IT directors are rejecting the use of electronic marketplaces to improve supplier management, despite the idea being aggressively promoted by software giants.
At the Computer Weekly 500 Club meeting for UK IT directors held last week in London, a number of attendees discussing supply chain management warned that electronic marketplaces are no panacea for solving business problems.
Many believed the recent spate of new marketplaces and exchanges in almost every business sector were merely "smoke and mirrors", and claimed that beyond the broad announcements "the devil is in the detail".
Many of the directors, representing companies in the energy, hotels, construction, and manufacturing sectors, claimed that they were unwilling to upset existing business relationships forged on years of experience, simply to use exchanges.
"If the product I get from an exchange is not right, the whole manufacturing process could grind to a halt," said one IT director.
Although electronic exchanges promise to improve product delivery times, this may not translate into a business advantage, according to another senior IT manager. "We could go to an organisation and say, 'If we can supply product or component X in five days, how much will you pay to get it in one day?' But they can say, 'Nothing at all, because five days is fine'," he said.

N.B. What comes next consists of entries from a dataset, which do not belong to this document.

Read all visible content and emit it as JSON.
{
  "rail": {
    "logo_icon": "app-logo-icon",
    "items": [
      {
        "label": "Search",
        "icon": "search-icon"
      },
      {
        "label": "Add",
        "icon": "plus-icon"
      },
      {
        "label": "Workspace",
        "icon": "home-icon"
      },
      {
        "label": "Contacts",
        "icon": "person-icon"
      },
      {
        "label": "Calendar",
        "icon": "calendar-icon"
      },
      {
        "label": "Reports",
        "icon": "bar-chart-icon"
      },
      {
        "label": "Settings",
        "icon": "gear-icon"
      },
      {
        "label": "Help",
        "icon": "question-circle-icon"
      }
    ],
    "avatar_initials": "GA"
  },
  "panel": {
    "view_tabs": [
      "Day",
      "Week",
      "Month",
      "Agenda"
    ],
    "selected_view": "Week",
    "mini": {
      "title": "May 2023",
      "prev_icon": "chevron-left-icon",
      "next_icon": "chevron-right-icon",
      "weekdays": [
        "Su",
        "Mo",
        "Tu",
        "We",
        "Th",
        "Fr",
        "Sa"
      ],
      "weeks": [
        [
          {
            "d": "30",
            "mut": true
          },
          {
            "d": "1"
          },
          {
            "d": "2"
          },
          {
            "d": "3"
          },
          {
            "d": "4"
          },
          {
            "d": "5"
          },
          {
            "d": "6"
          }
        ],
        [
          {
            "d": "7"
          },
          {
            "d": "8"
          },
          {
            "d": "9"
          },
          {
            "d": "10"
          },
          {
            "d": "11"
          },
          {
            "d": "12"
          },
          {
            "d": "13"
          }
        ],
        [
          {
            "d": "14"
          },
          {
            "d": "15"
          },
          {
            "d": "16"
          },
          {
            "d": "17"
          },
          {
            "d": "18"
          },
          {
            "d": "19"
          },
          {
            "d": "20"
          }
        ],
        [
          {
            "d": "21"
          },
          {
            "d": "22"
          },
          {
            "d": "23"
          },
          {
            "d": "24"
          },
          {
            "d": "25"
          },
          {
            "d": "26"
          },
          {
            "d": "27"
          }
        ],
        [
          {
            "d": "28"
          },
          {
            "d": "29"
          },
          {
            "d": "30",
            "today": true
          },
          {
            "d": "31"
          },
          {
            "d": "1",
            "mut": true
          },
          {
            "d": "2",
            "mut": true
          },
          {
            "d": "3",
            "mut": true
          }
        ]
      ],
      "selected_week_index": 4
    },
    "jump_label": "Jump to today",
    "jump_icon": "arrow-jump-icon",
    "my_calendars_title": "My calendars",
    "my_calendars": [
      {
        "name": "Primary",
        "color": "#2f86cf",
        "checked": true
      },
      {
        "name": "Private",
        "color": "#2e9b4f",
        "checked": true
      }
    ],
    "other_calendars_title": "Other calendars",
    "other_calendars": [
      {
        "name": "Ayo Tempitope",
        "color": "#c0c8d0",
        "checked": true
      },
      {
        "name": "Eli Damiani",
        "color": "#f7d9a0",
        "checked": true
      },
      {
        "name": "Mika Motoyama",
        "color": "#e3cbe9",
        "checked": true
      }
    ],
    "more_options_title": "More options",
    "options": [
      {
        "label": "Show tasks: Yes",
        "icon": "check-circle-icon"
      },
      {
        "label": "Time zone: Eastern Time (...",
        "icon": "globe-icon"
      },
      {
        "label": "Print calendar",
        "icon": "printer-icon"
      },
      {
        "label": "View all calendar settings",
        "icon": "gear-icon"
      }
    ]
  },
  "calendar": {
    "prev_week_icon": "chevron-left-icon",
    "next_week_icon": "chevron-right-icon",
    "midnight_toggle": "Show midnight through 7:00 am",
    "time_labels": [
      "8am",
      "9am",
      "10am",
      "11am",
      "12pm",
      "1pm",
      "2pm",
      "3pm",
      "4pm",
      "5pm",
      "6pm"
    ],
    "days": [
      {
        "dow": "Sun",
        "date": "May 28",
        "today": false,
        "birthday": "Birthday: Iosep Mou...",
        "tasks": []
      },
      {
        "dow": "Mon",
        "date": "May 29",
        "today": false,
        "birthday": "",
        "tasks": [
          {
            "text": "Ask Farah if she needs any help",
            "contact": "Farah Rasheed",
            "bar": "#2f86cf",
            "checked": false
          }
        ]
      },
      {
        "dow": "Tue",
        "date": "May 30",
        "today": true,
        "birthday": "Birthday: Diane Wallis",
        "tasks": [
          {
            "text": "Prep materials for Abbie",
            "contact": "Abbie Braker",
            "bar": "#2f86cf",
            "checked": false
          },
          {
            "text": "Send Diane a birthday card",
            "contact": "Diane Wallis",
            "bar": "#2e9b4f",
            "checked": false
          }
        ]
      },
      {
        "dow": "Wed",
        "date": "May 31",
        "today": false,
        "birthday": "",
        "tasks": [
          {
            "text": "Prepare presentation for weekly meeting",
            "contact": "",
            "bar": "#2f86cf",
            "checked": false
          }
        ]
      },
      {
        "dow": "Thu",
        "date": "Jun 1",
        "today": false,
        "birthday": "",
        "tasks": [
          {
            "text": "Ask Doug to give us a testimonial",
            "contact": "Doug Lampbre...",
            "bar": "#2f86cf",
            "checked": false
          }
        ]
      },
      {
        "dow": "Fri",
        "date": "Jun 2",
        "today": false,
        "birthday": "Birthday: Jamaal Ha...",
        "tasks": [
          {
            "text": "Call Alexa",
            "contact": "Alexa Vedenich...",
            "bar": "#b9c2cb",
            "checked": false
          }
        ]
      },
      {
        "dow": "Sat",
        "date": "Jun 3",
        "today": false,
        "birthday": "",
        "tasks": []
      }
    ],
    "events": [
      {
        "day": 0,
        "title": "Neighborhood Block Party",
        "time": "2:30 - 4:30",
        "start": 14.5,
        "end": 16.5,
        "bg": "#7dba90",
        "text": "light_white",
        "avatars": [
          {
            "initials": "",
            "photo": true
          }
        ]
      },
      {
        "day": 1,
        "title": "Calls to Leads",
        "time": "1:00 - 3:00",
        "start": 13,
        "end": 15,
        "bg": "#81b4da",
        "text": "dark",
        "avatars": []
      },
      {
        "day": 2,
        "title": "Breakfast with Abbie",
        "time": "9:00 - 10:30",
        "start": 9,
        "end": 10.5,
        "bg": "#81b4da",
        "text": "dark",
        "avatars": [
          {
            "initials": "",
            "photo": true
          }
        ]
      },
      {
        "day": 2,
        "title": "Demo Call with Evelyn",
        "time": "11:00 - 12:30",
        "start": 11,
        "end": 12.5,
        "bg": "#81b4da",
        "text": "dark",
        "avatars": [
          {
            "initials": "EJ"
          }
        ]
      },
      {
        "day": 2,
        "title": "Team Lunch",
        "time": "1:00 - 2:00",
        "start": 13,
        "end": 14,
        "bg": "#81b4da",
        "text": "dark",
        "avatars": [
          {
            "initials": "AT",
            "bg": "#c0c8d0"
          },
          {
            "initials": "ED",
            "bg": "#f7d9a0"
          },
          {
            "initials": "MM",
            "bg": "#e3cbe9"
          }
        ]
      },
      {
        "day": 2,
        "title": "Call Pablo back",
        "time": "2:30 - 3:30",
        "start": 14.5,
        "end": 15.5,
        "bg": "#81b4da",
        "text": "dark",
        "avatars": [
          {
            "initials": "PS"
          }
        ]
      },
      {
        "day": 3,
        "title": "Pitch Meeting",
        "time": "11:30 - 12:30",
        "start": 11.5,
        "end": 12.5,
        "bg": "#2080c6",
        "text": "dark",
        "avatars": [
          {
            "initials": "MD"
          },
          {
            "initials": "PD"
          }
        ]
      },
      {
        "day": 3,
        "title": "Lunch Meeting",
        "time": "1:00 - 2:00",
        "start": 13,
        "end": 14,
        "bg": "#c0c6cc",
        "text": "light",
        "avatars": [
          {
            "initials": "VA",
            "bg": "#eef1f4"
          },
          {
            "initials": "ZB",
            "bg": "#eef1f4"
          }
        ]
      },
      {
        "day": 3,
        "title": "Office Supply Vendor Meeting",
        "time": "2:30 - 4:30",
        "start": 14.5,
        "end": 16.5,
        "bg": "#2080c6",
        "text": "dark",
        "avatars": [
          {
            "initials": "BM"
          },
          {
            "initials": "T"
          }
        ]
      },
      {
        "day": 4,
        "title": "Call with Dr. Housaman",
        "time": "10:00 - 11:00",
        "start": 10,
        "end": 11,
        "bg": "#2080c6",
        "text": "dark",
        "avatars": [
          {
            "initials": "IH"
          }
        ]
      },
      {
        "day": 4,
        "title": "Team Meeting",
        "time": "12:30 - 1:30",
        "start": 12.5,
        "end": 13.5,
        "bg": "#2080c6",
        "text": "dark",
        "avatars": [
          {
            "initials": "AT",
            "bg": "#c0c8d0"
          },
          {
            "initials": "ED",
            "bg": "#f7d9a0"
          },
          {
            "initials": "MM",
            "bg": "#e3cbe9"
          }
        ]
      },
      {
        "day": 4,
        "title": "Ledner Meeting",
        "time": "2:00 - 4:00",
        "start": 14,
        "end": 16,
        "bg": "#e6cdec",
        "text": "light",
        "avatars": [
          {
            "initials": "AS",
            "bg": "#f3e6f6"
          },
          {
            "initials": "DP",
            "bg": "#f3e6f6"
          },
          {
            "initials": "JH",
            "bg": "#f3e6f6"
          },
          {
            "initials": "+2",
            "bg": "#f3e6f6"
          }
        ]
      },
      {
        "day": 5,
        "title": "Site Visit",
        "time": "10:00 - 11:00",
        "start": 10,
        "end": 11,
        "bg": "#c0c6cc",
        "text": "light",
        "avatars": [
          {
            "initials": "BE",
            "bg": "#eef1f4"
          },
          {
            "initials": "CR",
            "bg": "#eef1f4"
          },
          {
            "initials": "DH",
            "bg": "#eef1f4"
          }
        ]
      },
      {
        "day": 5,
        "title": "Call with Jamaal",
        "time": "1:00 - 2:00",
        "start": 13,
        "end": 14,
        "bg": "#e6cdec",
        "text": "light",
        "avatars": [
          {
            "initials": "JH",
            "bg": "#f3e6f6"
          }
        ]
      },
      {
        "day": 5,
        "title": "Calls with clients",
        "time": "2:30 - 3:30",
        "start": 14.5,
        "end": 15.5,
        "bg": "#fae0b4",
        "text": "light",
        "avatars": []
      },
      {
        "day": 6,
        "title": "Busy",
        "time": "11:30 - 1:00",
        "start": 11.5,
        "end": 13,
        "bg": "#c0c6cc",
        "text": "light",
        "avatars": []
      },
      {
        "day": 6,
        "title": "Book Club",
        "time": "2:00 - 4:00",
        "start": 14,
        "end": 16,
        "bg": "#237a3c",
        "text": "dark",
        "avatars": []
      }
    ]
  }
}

Users were warned by Simon Bragg, of consultancy ARC, that when it came to delivering logistics for their e-commerce supply chain, they had three choices - all of which had drawbacks:
One user warned that a move towards commoditisation would be a problem for companies that have built up a familiar one-to-one relationship with suppliers.
"Exchanges are moving towards commoditisation, and our business-to-business customers are unlikely to all want to jump in the same canoe," said one sceptic.